From Clay Hill Farm Blog;
I love the Farmer's Market. One of my favorite things to do on a weekend is drop by the market and bring home fresh ingredients for the evening meal - there's nothing better, except growing the food yourself! And, while this is not a political blog, it is a blog about my life and our farm. And I just discovered a bill that has the potential to catastrophically affect both.
HR 875 (Food Safety Modernization Act of 2009) is sponsored, evidently, by a representative whose husband has ties to Monsanto. Monsanto is a large biotechnology company that is heavily vested in the factory farm model. They're the guys who tried to patent pig breeding, and the guys who created "terminator" seeds whose plants don't produce viable seeds - the farmer has to keep going back to Monsanto to get more seeds each year. Not exactly friends of the small farmer, huh?
The bill is very broadly written and includes anyone who grows or produces food for human consumption.
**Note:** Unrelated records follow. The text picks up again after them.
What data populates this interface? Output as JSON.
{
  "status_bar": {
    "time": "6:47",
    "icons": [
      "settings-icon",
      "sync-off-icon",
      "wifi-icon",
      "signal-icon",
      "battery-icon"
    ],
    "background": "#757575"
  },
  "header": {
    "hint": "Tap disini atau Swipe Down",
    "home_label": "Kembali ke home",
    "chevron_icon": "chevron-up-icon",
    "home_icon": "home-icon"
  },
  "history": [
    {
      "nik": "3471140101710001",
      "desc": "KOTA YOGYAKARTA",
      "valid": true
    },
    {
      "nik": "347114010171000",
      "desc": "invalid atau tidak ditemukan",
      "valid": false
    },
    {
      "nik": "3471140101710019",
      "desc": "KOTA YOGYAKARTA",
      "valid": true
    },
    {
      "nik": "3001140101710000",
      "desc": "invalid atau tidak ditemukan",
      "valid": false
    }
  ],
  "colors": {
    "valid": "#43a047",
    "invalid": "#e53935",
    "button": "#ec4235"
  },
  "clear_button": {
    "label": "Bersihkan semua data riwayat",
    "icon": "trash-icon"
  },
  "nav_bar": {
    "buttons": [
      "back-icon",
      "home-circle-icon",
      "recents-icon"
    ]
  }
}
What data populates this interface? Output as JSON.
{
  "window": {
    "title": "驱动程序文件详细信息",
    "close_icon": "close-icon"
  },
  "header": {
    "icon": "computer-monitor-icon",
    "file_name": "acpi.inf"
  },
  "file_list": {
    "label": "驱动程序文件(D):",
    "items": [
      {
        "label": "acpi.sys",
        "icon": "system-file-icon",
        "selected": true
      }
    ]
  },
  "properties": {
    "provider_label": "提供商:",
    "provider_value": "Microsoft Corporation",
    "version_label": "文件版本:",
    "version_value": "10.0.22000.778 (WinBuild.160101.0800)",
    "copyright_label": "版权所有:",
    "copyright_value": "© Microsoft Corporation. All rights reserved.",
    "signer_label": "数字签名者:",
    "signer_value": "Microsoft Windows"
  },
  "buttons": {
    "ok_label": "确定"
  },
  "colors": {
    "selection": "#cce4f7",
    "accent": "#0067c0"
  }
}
There is no exception for small farms, or even for backyard gardens. The fines are staggering (up to a million dollars for each incident?). If this bill passes, most of the folks I know will be unable to afford to grow produce or meat for the farmer's market or even for their own family's use without running afoul of the law.
The regulatory burdens of this bill are staggering, too. Food producers (and if you grow tomatoes in the summer, YOU are a food producer, according to this bill) are required to keep extensive records, to test soil (and keep the samples) and to follow government regulations regarding the type of fertilizer used, temperature controls, etc... fines for failure to comply can be up to one million dollars per incident.
And I don't believe that the law will be used only to deal with large corporations - if the state is given a power, the state has the potential to abuse that power. And, the thing is, we already have many of these regulations in place through the USDA and the FDA. Why create another level of bureaucracy when simply fully staffing these agencies with the appropriate number of inspectors would solve many of the current problems we've seen?
In a poor economy, the ability to grow one's own food could make a huge difference in one's standard of living. We can't let that right be taken from us, and we must look out for the small farmers who provide organic meat and produce at the local level. If you eat, this bill has the potential to affect you.
You can read more about the bill here: Campaign for Liberty and here: Open Congress HR 875. And, if the content of this bill alarms you at all, please consider writing your representatives to tell them how you feel. Help us save the Farmer's Market! Thank you to Dunappaloosa at Small Farm Living for bringing this to my attention.
EXPOSING the FDA and the USDA - Broad Casting here the things that they would prefer us NOT to know about our FOOD & DRUGS & Farming.